We spent some time yesterday at MEET, an inspiring and innovative program for Israeli and Palestinian teens who work together on technology projects, developing a common language of process and programming, founded by the tireless Anat Binur. 15 Israelis and 15 Palestinians are chosen each year and then meet at a lab on the Hebrew University campus where they are taught by instructors from M.I.T., where Anat is working on her doctorate. The kids were focused, professional, and rather than focusing on solving a problem like the two-state solution--a problem not of their own making--they are creating innovative networks, developing collaborative relationships, and working together in a context that, without the program, never could have possibly existed.
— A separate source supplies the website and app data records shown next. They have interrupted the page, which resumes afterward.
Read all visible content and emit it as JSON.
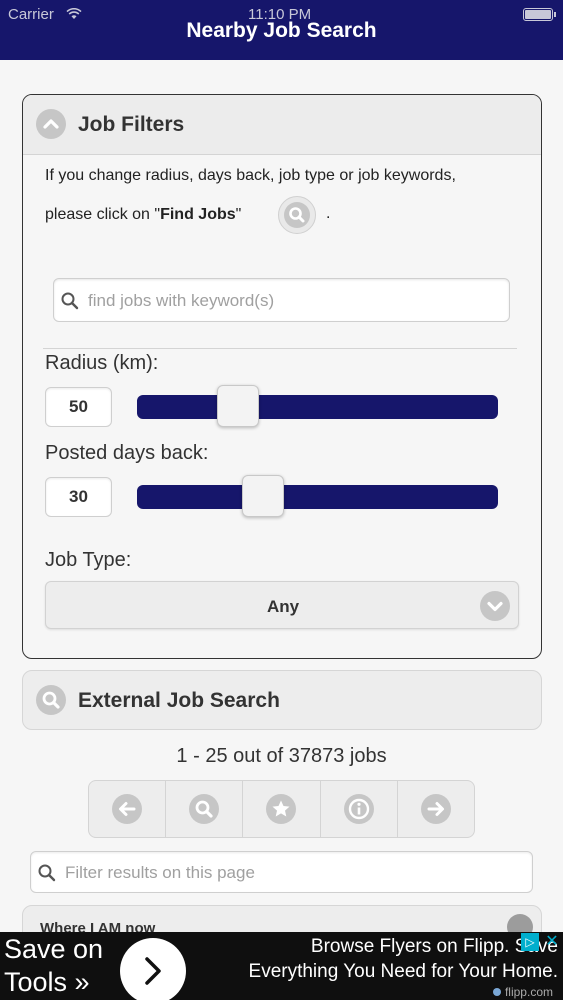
{
  "status_bar": {
    "carrier": "Carrier",
    "time": "11:10 PM"
  },
  "header": {
    "title": "Nearby Job Search"
  },
  "filters": {
    "title": "Job Filters",
    "hint_line1": "If you change radius, days back, job type or job keywords,",
    "hint_line2_prefix": "please click on \"",
    "hint_line2_bold": "Find Jobs",
    "hint_line2_suffix": "\"",
    "hint_end": ".",
    "keyword_placeholder": "find jobs with keyword(s)",
    "radius_label": "Radius (km):",
    "radius_value": "50",
    "radius_fraction": 0.25,
    "days_label": "Posted days back:",
    "days_value": "30",
    "days_fraction": 0.33,
    "job_type_label": "Job Type:",
    "job_type_value": "Any"
  },
  "external": {
    "title": "External Job Search"
  },
  "results": {
    "count_text": "1 - 25 out of 37873 jobs"
  },
  "navbar": {
    "icons": [
      "arrow-left-icon",
      "search-icon",
      "star-icon",
      "info-icon",
      "arrow-right-icon"
    ]
  },
  "filter_results": {
    "placeholder": "Filter results on this page"
  },
  "where": {
    "title": "Where I AM now"
  },
  "ad": {
    "left_line1": "Save on",
    "left_line2": "Tools »",
    "text_line1": "Browse Flyers on Flipp. Save",
    "text_line2": "Everything You Need for Your Home.",
    "domain": "flipp.com"
  },
  "colors": {
    "brand": "#16166b",
    "button_gray": "#c6c6c6"
  }
}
It was very eye-opening and inspiring of hope to witness contexts where the divide between Arab and Jewish youth could be bridged without the rhetoric of the conflict, giving participants the space to advance education and careers and build relationships that, in the best of all possible worlds, will be relationships they can take advantage of as the next generation to be leaders in this land. When peace comes, they won't be meeting one another for the first time but will have years of connection between them.
Check out the website here.
Last Friday night at Kol Haneshama, the Reform synagogue in Jerusalem, the community prayed Psalm 121 in Hebrew and then Rabbi Levi Kelman introduced in Arabic 20 Sisters from the Rosary Sisters of Syria and Lebanon, a school in East Jerusalem, who then sang Psalm 121 in Arabic. It was one of the most powerful spiritual expressions I've ever witnessed. And at the MEET session yesterday, I met two kids from East Jerusalem who go to Rosary Sisters School and told them how inspiring the experience was.
"I lift my eyes to the mountains, what is the source of my help? My help comes from the Eternal, Maker of Heaven and Earth."
To pray in this in the language of "conflict" as an act of peace and reconciliation is among the greatest blessings I've encountered in nearly 25 years of visits to Jerusalem.
Don't believe for a minute that there is not among the young and old here a great hope for peace.